• _Data about app and page elements_
· · · · · · ·

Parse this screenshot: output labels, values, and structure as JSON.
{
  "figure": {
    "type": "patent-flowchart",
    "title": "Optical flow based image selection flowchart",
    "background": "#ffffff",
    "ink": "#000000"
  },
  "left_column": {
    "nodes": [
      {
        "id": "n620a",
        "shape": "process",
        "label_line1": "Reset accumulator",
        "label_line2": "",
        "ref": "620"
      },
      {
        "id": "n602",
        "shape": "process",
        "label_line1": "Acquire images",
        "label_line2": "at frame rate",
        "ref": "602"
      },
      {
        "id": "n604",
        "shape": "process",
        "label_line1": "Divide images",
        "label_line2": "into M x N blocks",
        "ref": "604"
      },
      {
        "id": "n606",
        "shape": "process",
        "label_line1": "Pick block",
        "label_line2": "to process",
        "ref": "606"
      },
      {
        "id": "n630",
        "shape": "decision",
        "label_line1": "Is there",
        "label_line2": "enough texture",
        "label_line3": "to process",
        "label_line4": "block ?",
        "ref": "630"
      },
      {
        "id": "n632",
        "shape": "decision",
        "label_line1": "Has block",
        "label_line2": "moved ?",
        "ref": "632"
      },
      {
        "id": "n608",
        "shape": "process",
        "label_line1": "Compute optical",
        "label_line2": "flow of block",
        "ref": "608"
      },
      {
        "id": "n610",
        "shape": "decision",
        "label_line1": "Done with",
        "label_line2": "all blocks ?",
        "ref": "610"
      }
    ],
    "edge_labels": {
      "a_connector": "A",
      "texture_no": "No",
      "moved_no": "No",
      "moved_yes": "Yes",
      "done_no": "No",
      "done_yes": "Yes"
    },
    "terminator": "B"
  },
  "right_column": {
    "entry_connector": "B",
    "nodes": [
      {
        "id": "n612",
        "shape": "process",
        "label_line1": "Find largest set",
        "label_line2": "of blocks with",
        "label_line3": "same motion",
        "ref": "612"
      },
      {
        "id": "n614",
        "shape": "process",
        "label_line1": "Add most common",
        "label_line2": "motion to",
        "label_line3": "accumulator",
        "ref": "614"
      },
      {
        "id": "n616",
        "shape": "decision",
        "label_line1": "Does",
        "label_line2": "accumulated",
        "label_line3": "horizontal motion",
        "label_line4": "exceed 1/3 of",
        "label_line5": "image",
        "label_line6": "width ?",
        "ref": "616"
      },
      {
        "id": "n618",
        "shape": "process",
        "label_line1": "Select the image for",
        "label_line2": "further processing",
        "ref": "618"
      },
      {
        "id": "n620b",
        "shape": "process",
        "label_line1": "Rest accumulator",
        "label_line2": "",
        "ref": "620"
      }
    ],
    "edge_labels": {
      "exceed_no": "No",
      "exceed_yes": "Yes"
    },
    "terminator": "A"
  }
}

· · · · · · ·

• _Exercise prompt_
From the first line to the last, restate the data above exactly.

• _Response area_
Parse this screenshot: output labels, values, and structure as JSON.
{
  "figure": {
    "type": "patent-flowchart",
    "title": "Optical flow based image selection flowchart",
    "background": "#ffffff",
    "ink": "#000000"
  },
  "left_column": {
    "nodes": [
      {
        "id": "n620a",
        "shape": "process",
        "label_line1": "Reset accumulator",
        "label_line2": "",
        "ref": "620"
      },
      {
        "id": "n602",
        "shape": "process",
        "label_line1": "Acquire images",
        "label_line2": "at frame rate",
        "ref": "602"
      },
      {
        "id": "n604",
        "shape": "process",
        "label_line1": "Divide images",
        "label_line2": "into M x N blocks",
        "ref": "604"
      },
      {
        "id": "n606",
        "shape": "process",
        "label_line1": "Pick block",
        "label_line2": "to process",
        "ref": "606"
      },
      {
        "id": "n630",
        "shape": "decision",
        "label_line1": "Is there",
        "label_line2": "enough texture",
        "label_line3": "to process",
        "label_line4": "block ?",
        "ref": "630"
      },
      {
        "id": "n632",
        "shape": "decision",
        "label_line1": "Has block",
        "label_line2": "moved ?",
        "ref": "632"
      },
      {
        "id": "n608",
        "shape": "process",
        "label_line1": "Compute optical",
        "label_line2": "flow of block",
        "ref": "608"
      },
      {
        "id": "n610",
        "shape": "decision",
        "label_line1": "Done with",
        "label_line2": "all blocks ?",
        "ref": "610"
      }
    ],
    "edge_labels": {
      "a_connector": "A",
      "texture_no": "No",
      "moved_no": "No",
      "moved_yes": "Yes",
      "done_no": "No",
      "done_yes": "Yes"
    },
    "terminator": "B"
  },
  "right_column": {
    "entry_connector": "B",
    "nodes": [
      {
        "id": "n612",
        "shape": "process",
        "label_line1": "Find largest set",
        "label_line2": "of blocks with",
        "label_line3": "same motion",
        "ref": "612"
      },
      {
        "id": "n614",
        "shape": "process",
        "label_line1": "Add most common",
        "label_line2": "motion to",
        "label_line3": "accumulator",
        "ref": "614"
      },
      {
        "id": "n616",
        "shape": "decision",
        "label_line1": "Does",
        "label_line2": "accumulated",
        "label_line3": "horizontal motion",
        "label_line4": "exceed 1/3 of",
        "label_line5": "image",
        "label_line6": "width ?",
        "ref": "616"
      },
      {
        "id": "n618",
        "shape": "process",
        "label_line1": "Select the image for",
        "label_line2": "further processing",
        "ref": "618"
      },
      {
        "id": "n620b",
        "shape": "process",
        "label_line1": "Rest accumulator",
        "label_line2": "",
        "ref": "620"
      }
    ],
    "edge_labels": {
      "exceed_no": "No",
      "exceed_yes": "Yes"
    },
    "terminator": "A"
  }
}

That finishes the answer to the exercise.